mining all Caufes and Controvcrlies between
adverfe Parties, &c. Divine Service in their
Parilli-Churches, which arc Fourteen in Num-
ber, is perform'd according to the^Form and Ce-
remonies of the prefent cflablilh'd Chirrch oi
England, and under the jurildiilion of the Bi-
liiop of London. The whole Illind is divided
into Foiirtcen Precind?, or P.arilhes, -jic S:,
B b Eliznheth't



i8f



86



Northern AMERICA.

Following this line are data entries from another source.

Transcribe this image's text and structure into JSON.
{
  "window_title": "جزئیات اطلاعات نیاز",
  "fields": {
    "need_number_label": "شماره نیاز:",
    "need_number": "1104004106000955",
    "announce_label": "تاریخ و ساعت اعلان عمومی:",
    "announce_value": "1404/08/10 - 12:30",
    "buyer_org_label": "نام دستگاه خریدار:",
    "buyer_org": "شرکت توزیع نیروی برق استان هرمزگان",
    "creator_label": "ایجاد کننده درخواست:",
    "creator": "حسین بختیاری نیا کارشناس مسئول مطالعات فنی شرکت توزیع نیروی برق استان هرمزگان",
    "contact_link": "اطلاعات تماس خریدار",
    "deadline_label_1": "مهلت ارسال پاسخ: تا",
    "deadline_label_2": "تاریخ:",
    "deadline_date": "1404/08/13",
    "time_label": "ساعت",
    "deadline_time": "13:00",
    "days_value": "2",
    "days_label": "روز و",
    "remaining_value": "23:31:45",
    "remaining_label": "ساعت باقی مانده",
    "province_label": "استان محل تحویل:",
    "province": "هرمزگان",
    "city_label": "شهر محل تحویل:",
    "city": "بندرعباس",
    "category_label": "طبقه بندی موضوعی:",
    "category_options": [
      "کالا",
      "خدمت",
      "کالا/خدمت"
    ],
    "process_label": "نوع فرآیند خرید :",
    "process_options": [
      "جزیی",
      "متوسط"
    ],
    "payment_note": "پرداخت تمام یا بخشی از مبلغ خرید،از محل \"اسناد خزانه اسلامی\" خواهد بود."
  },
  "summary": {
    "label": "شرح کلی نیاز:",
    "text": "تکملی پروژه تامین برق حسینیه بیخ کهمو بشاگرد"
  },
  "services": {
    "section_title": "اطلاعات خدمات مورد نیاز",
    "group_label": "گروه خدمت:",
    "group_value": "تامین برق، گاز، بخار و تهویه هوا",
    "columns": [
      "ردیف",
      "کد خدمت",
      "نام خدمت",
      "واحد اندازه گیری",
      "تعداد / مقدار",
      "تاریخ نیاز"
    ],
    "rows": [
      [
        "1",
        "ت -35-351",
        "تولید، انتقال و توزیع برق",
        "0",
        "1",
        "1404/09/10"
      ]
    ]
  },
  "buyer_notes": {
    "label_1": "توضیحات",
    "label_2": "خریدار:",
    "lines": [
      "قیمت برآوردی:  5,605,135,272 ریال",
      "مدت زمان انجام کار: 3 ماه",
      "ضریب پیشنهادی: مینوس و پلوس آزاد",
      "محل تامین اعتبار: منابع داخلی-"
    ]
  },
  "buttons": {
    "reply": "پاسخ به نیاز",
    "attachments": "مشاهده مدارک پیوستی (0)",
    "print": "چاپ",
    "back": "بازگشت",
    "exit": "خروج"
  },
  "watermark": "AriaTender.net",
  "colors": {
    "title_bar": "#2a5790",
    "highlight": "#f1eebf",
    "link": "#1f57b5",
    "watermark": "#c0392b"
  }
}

EUz^aheth^i, Clarendon, St. Catherines, St. Johns,
Port-Royal, St. Andrew's, St. David's, St. Ihornds's
St. James's, St. Anns, St. Marys, St. George's ;
and two Precinfts, that have not as yet any par-
ticular Names, but both border upon St. Eliza-
beth's, one Northwards and the other EaRwards.
All thefe Precirdts ( according to an Account
taken by Sir Thomas Modiford, the third Gover-
nour of this Ifle, and fet down by M. Blo/fie, J
contain'd 17298 Inhabitants; befides 3000 lully
Mariners and Boat-men belonging to the Ifland,
who have fignaliz'd their Valour in their late
Attempt upon the Spaniards at Panama : But
this Number has been extremely encreas'd fince
that time, and may w^ell be fuppos'd at pre-
fent, to be above thrice as great as it was under
the Regency of the aforefaid Governour.

trgt'ijl) The Ifland of Jamaica, as yet has but fe^v no-



Online LibraryHerman MollA system of geography; or, A new & accurate description of the earth in all its empires, kingdoms and states. Illustrated with history and topography, and maps of every country .. → online text (page 159 of 176)